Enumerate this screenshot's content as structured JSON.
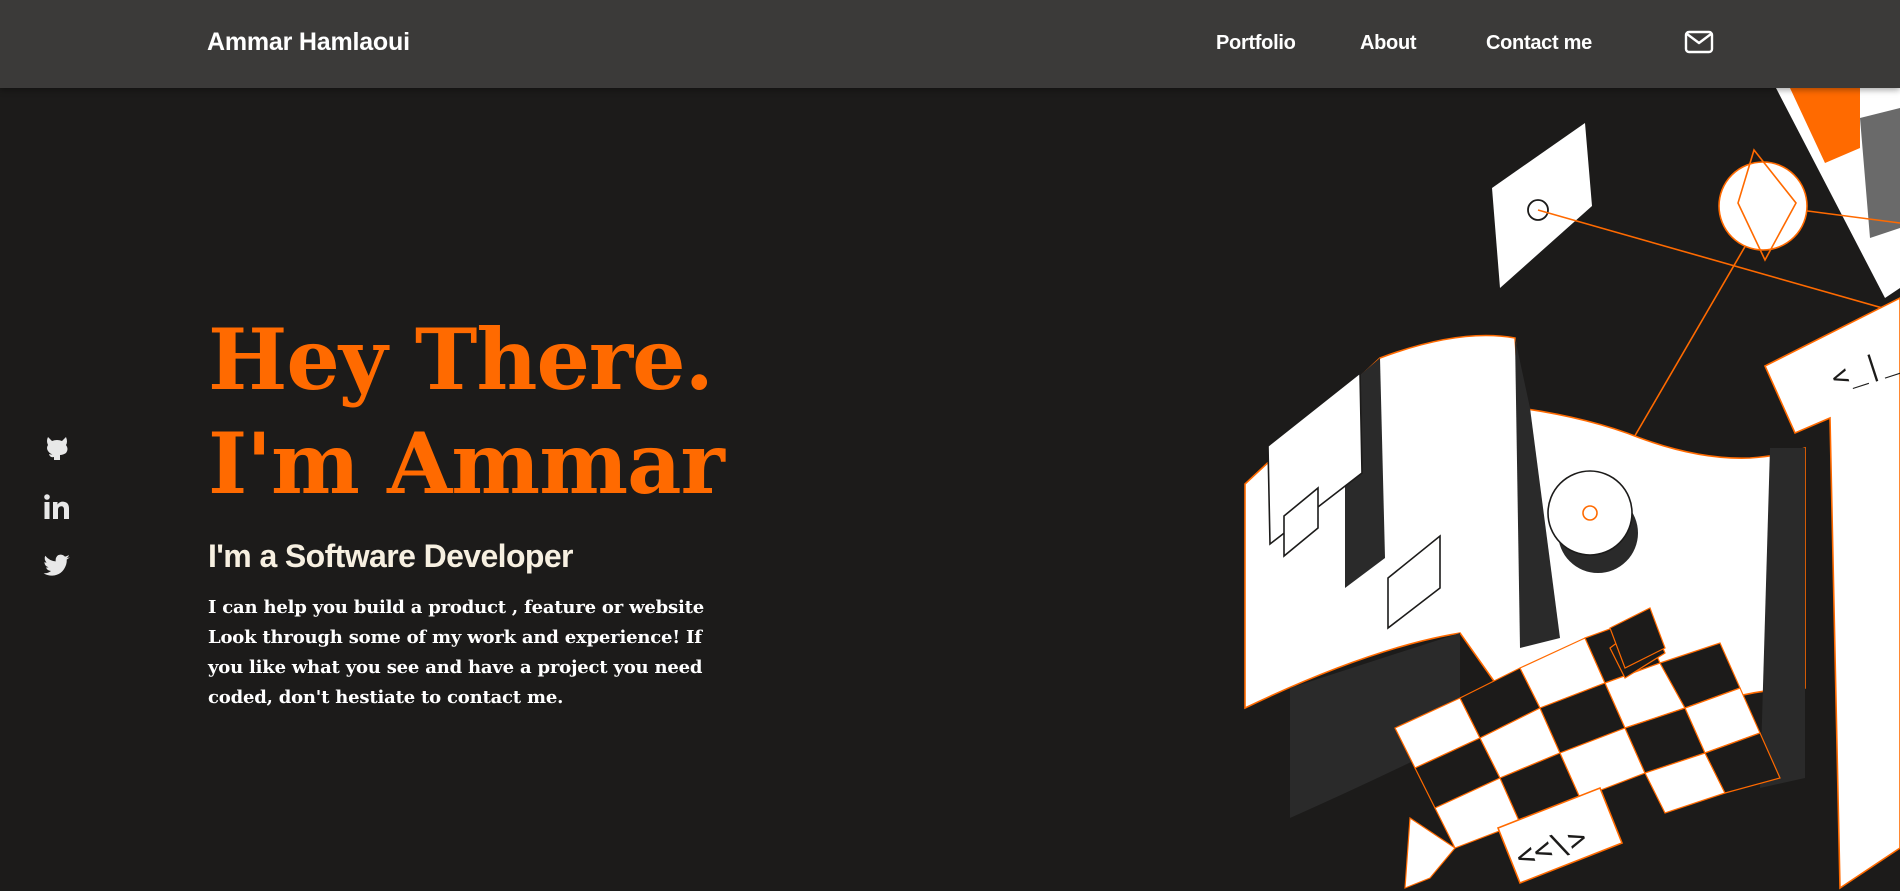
{
  "header": {
    "brand": "Ammar Hamlaoui",
    "nav": {
      "portfolio": "Portfolio",
      "about": "About",
      "contact": "Contact me"
    },
    "mail_icon": "mail-icon"
  },
  "social": [
    {
      "icon": "github-icon"
    },
    {
      "icon": "linkedin-icon"
    },
    {
      "icon": "twitter-icon"
    }
  ],
  "hero": {
    "greeting": "Hey There.",
    "name_line": "I'm Ammar",
    "subtitle": "I'm a Software Developer",
    "description": "I can help you build a product , feature or website Look through some of my work and experience! If you like what you see and have a project you need coded, don't hestiate to contact me."
  },
  "illustration": {
    "code_tag_1": "<_|_",
    "code_tag_2": "<<\\>"
  },
  "colors": {
    "background": "#1c1b1a",
    "navbar": "#3b3a39",
    "accent": "#ff6a00",
    "subtitle": "#f7f0e1",
    "text": "#ffffff"
  }
}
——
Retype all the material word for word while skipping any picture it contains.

# ANSWER TO THE EXERCISE
Enumerate this screenshot's content as structured JSON.
{
  "header": {
    "brand": "Ammar Hamlaoui",
    "nav": {
      "portfolio": "Portfolio",
      "about": "About",
      "contact": "Contact me"
    },
    "mail_icon": "mail-icon"
  },
  "social": [
    {
      "icon": "github-icon"
    },
    {
      "icon": "linkedin-icon"
    },
    {
      "icon": "twitter-icon"
    }
  ],
  "hero": {
    "greeting": "Hey There.",
    "name_line": "I'm Ammar",
    "subtitle": "I'm a Software Developer",
    "description": "I can help you build a product , feature or website Look through some of my work and experience! If you like what you see and have a project you need coded, don't hestiate to contact me."
  },
  "illustration": {
    "code_tag_1": "<_|_",
    "code_tag_2": "<<\\>"
  },
  "colors": {
    "background": "#1c1b1a",
    "navbar": "#3b3a39",
    "accent": "#ff6a00",
    "subtitle": "#f7f0e1",
    "text": "#ffffff"
  }
}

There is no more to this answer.